On 30 August at 16:00 Tayfun Kasapoglu will defend his doctoral thesis “Algorithmic Imaginaries of Syrian Refugees: Exploring Hierarchical Data Relations from the Perspective of Refugees” for obtaining the degree of Doctor of Philosphy (in Sociology).
Associate Professor Anu Masso, Tallinn University of Technology and University of Tartu
Professor Veronika Kalmus, University of Tartu
Associate Professor Minna Ruckenstein, University of Helsinki (Finland)

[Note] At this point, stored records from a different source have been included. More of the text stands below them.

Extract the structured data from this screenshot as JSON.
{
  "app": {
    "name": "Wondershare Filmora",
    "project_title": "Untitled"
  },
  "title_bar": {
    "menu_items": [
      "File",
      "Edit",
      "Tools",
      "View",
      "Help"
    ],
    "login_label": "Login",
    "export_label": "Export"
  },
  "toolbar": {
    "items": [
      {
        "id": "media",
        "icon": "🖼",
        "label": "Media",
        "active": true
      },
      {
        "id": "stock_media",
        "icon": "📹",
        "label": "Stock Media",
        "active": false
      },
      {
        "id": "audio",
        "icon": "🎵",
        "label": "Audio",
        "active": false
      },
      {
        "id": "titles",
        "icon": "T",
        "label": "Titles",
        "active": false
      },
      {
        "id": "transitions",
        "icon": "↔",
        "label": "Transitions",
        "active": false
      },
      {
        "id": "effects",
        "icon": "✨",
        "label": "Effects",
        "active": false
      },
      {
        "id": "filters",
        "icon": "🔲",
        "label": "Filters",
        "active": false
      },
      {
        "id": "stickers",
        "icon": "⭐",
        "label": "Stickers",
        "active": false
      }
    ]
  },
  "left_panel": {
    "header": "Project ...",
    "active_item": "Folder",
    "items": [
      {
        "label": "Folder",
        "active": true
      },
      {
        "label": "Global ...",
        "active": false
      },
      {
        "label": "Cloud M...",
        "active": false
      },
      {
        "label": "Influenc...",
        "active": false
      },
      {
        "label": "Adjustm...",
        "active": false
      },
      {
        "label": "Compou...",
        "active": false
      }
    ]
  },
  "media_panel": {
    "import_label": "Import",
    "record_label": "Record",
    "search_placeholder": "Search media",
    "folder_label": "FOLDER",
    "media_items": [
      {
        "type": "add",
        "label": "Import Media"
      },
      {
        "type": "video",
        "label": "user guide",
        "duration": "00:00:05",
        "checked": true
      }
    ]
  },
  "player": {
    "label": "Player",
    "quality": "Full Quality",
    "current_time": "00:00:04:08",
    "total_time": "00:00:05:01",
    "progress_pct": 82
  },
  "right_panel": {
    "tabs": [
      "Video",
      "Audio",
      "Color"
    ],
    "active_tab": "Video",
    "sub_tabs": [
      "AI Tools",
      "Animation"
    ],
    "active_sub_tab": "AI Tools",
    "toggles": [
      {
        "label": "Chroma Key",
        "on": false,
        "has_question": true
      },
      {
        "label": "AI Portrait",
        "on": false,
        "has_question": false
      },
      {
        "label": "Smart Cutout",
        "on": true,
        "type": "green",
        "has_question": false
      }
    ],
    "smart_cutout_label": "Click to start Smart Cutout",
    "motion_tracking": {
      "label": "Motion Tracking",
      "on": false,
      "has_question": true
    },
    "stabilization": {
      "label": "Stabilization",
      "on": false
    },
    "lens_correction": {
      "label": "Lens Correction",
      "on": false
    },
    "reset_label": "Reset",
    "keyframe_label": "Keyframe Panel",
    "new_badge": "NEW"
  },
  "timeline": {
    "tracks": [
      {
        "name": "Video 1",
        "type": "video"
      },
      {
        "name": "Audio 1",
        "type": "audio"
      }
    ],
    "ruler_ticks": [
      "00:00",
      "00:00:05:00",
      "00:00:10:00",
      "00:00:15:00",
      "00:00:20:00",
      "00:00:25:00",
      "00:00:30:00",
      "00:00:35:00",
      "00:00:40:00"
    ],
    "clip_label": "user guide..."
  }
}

Diverse aspects of life are becoming increasingly engaged with datafication creating both advantages and risks for society and social groups. The ability to collect, store, and analyze the data gives certain groups and institutions the power to provide more effective services and make decisions about other people. The thesis “Algorithmic Imaginaries of Syrian Refugees: Exploring Hierarchical Data Relations from the Perspective of Refugees” aims at exploring both the refugees’ perspectives and their relation to aspects of datafication with a specific focus on algorithms. While refugees are subject to many datafied practices at the borders, both before and after the crossings, they have very little say in the processes where data is used to make decisions for and about them. Using interviews conducted with Syrian refugees in Estonia and Turkey and the texts narrated by Syrian refugees on a social media initiative, the thesis provides an account of refugee perspectives regarding the datafication process and especially the algorithms, their potential benefits, and drawbacks by focusing on agency, contexts, and securitization. Although algorithms have complex structures that raise questions about transparency and accountability, the refugees were able to reflect on algorithms with an emphasis on cultural factors and personal trajectories. The thesis underlines the importance of including the perspectives of refugees, their concerns, and priorities in the datafied solutions aimed for refugees to ensure fair and inclusive algorithmic governance.